* Supplied data:
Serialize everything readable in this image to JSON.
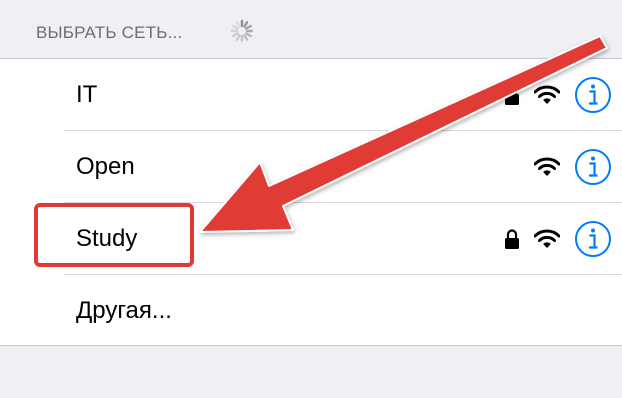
{
  "header": {
    "title": "ВЫБРАТЬ СЕТЬ..."
  },
  "networks": [
    {
      "name": "IT",
      "secured": true,
      "icons": [
        "lock-icon",
        "wifi-icon",
        "info-icon"
      ]
    },
    {
      "name": "Open",
      "secured": false,
      "icons": [
        "wifi-icon",
        "info-icon"
      ]
    },
    {
      "name": "Study",
      "secured": true,
      "icons": [
        "lock-icon",
        "wifi-icon",
        "info-icon"
      ]
    }
  ],
  "other": {
    "label": "Другая..."
  },
  "colors": {
    "accent": "#007aff",
    "annotation": "#e03a35",
    "background": "#efeff4"
  }
}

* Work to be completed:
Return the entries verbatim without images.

* Task output:
Serialize everything readable in this image to JSON.
{
  "header": {
    "title": "ВЫБРАТЬ СЕТЬ..."
  },
  "networks": [
    {
      "name": "IT",
      "secured": true,
      "icons": [
        "lock-icon",
        "wifi-icon",
        "info-icon"
      ]
    },
    {
      "name": "Open",
      "secured": false,
      "icons": [
        "wifi-icon",
        "info-icon"
      ]
    },
    {
      "name": "Study",
      "secured": true,
      "icons": [
        "lock-icon",
        "wifi-icon",
        "info-icon"
      ]
    }
  ],
  "other": {
    "label": "Другая..."
  },
  "colors": {
    "accent": "#007aff",
    "annotation": "#e03a35",
    "background": "#efeff4"
  }
}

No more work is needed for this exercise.